Well I think that answers my question. Then again, what does a judge with years of experience of dealing with criminals have compared with a sensationalist journalist with an agenda? Hmm...

In my humble opinion, this was a man who liked sex and being in control. He lived with 2 women and controlled them, their bodies and all their finances. He had kids with both. In fact, this was over a custody battle with his mistress who moved out, taking her kids with her. And before you all go "it was because of the money!", no. It wasn't over the benefit money she was taking from him - he didn't like that she had stood up to him and told him where to stick it, taking his kids and her body with her. He lost control over her and access to his kids and didn't like it. It damaged his pride.

He was angry at what she had done so wanted to do something about it. They wanted to get those kids back and get back at her at the same time. They wanted to frame her and blame her for the fire so they could get their kids back, but they screwed it up and ended up killing 6 of their kids in the process. Now they've been found guilty and will likely be locked away for a long time to prevent them from doing anything else stupid and harming more innocent people.

This guy wasn't evil, he was selfish, stupid and controlling. He was willing to put his kids' lives at risk to frame someone for arson & attempted murder because that person said no to him. He didn't think for one second that he might not be able to rescue the kids inside and neither did his wife or the guy that helped them.

To blame this mess of a man on the welfare system is bloody stupid. There are plenty of controlling men & women higher up in the world who hate it when anyone says no to them. There are plenty of murders over affairs and people leaving one another in all walks of life - it's not just restricted to those on benefits.
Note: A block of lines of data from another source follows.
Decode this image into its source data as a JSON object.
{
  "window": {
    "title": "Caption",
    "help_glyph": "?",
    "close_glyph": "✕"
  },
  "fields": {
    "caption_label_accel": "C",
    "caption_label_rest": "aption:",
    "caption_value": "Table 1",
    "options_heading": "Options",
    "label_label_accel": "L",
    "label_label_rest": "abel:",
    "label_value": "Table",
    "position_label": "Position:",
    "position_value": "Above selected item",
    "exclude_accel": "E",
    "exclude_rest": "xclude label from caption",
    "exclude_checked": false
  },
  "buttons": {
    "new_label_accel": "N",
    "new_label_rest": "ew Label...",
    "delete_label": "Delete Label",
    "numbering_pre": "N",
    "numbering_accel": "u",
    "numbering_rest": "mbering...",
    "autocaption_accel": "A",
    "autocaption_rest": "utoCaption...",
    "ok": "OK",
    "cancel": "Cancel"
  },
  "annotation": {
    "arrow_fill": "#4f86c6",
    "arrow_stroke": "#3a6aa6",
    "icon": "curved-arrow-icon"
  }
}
This pilot supposedly murdered his ex-wife because she wouldn't give him any of her money thanks to a prenup - should all people married to pilots be worried? Oh, but wait, that must have been a one-off - only those living off of benefits are greedy to the point of killing, aren't they?

Seriously, stop using the tragic deaths of six kids to push forward your own agenda with some thin link and a thin veil of "yes it was a good idea, but look what happens when you just give them money..."

You know why we give them money? So they don't die. So they don't go hungry. So they don't freeze to death in the freakishly cold weather we've been having recently. Yes there are cases where people are just trying to get cash, but benefit fraud accounts for only 0.7% of the money spent on welfare. Most people genuinely need the help. A house with central heating is better than dealing with famine, yes - but what's the point if you can't afford to turn it on? In fact, your own site said that the death toll from the recent cold weather could reach 2500, mostly the elderly on pensions, which makes up the biggest chunk of benefits spending, but we don't see you having a go at the elderly do you? No, because even your readers would turn on you then.

The benefits system is not perfect (especially now thanks to all the cuts), and not everyone on benefits is an upstanding citizen, but neither are all middle class or rich people; there are people who do bad and stupid things no matter what class they are in or how much money they have. Stop vilifying everyone on benefits when most people are just using them to get by and make sure they have a roof over their heads.

Stick to what you're best at: putting up lots of paparazzi-snapped pictures of scantily clad females with creepy captions (even the young ones), and endless pointless celebrity stories.


Ellen Rose


(ok.... the last bit was a bit snappy, but, come on, it's the Daily Mail...)


Edit: Was thinking this over a lot and I just wanted to add an extra important piece of information: you know all the poor people who aren't the most reputable members of society? The anti-social? The drug dealers? The threatening? You know who has to deal with them more than any other part of society? Other poor people - the poor who are just trying to get by and are stuck in a situation. Everyone likes to have a go at those on welfare when they're the ones who are most likely to live next to the extreme cases that end up on Jeremy Kyle.